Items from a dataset
+ + + + +

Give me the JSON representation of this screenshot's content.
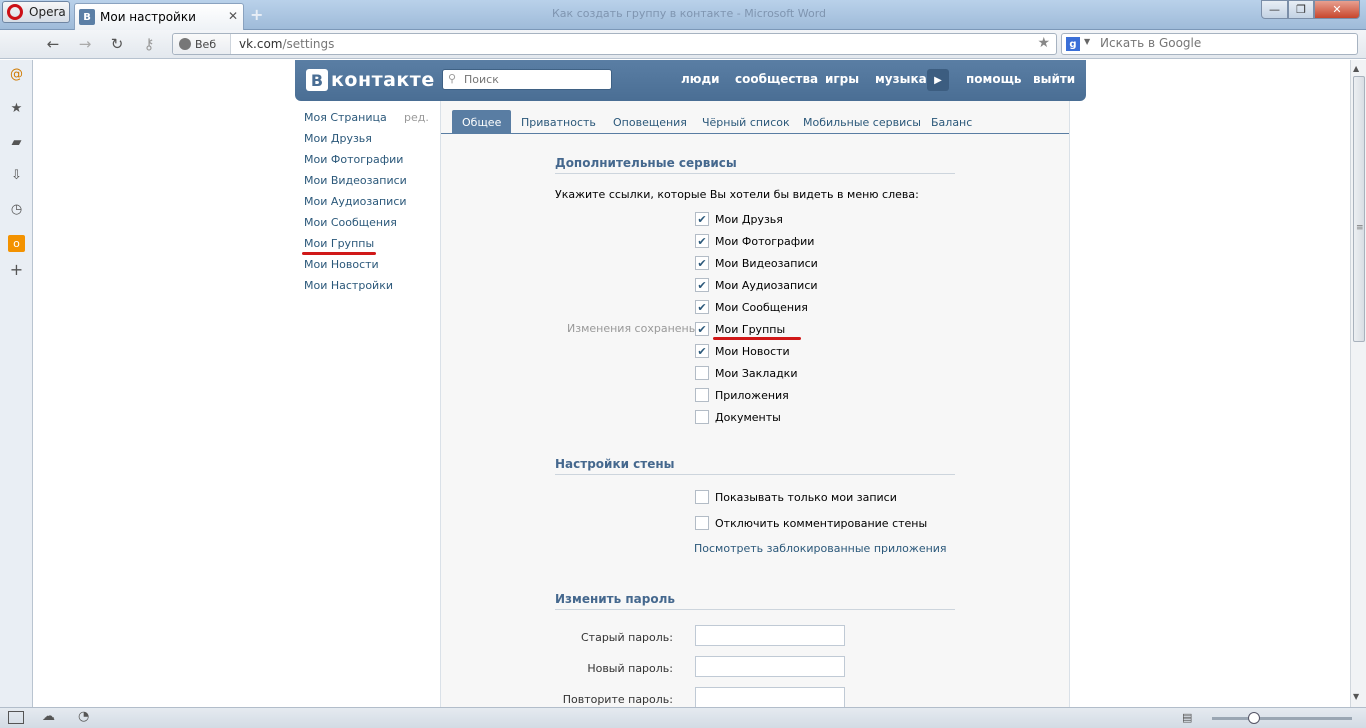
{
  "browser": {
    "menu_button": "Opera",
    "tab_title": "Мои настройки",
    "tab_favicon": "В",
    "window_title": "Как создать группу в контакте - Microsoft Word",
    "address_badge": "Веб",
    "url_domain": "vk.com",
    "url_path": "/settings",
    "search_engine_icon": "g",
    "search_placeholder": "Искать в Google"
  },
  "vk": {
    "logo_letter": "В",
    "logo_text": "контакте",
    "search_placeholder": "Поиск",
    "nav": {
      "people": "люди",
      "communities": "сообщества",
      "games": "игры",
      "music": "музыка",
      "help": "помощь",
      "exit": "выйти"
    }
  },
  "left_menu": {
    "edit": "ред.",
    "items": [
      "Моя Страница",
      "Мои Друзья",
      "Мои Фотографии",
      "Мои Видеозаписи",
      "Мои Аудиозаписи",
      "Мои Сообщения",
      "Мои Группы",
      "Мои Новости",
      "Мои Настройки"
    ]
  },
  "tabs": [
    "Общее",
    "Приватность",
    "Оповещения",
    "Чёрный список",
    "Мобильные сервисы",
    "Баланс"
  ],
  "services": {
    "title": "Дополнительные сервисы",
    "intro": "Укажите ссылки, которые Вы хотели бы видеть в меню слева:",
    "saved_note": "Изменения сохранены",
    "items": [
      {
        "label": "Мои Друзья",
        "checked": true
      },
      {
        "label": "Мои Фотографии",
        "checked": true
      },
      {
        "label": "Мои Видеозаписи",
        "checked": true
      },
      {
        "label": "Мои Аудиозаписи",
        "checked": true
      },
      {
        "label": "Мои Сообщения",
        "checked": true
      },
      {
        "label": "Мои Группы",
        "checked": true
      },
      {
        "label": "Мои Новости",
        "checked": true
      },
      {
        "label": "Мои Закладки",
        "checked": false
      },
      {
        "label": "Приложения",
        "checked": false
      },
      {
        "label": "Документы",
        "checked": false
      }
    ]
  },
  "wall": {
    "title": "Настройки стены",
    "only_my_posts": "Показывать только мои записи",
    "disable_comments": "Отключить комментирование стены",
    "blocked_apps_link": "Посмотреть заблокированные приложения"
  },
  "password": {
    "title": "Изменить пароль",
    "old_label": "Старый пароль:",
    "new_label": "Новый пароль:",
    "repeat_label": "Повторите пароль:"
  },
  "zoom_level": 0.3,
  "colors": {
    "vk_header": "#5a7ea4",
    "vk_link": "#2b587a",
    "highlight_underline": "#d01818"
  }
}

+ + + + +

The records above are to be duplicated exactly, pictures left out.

## Answer below
Give me the JSON representation of this screenshot's content.
{
  "browser": {
    "menu_button": "Opera",
    "tab_title": "Мои настройки",
    "tab_favicon": "В",
    "window_title": "Как создать группу в контакте - Microsoft Word",
    "address_badge": "Веб",
    "url_domain": "vk.com",
    "url_path": "/settings",
    "search_engine_icon": "g",
    "search_placeholder": "Искать в Google"
  },
  "vk": {
    "logo_letter": "В",
    "logo_text": "контакте",
    "search_placeholder": "Поиск",
    "nav": {
      "people": "люди",
      "communities": "сообщества",
      "games": "игры",
      "music": "музыка",
      "help": "помощь",
      "exit": "выйти"
    }
  },
  "left_menu": {
    "edit": "ред.",
    "items": [
      "Моя Страница",
      "Мои Друзья",
      "Мои Фотографии",
      "Мои Видеозаписи",
      "Мои Аудиозаписи",
      "Мои Сообщения",
      "Мои Группы",
      "Мои Новости",
      "Мои Настройки"
    ]
  },
  "tabs": [
    "Общее",
    "Приватность",
    "Оповещения",
    "Чёрный список",
    "Мобильные сервисы",
    "Баланс"
  ],
  "services": {
    "title": "Дополнительные сервисы",
    "intro": "Укажите ссылки, которые Вы хотели бы видеть в меню слева:",
    "saved_note": "Изменения сохранены",
    "items": [
      {
        "label": "Мои Друзья",
        "checked": true
      },
      {
        "label": "Мои Фотографии",
        "checked": true
      },
      {
        "label": "Мои Видеозаписи",
        "checked": true
      },
      {
        "label": "Мои Аудиозаписи",
        "checked": true
      },
      {
        "label": "Мои Сообщения",
        "checked": true
      },
      {
        "label": "Мои Группы",
        "checked": true
      },
      {
        "label": "Мои Новости",
        "checked": true
      },
      {
        "label": "Мои Закладки",
        "checked": false
      },
      {
        "label": "Приложения",
        "checked": false
      },
      {
        "label": "Документы",
        "checked": false
      }
    ]
  },
  "wall": {
    "title": "Настройки стены",
    "only_my_posts": "Показывать только мои записи",
    "disable_comments": "Отключить комментирование стены",
    "blocked_apps_link": "Посмотреть заблокированные приложения"
  },
  "password": {
    "title": "Изменить пароль",
    "old_label": "Старый пароль:",
    "new_label": "Новый пароль:",
    "repeat_label": "Повторите пароль:"
  },
  "zoom_level": 0.3,
  "colors": {
    "vk_header": "#5a7ea4",
    "vk_link": "#2b587a",
    "highlight_underline": "#d01818"
  }
}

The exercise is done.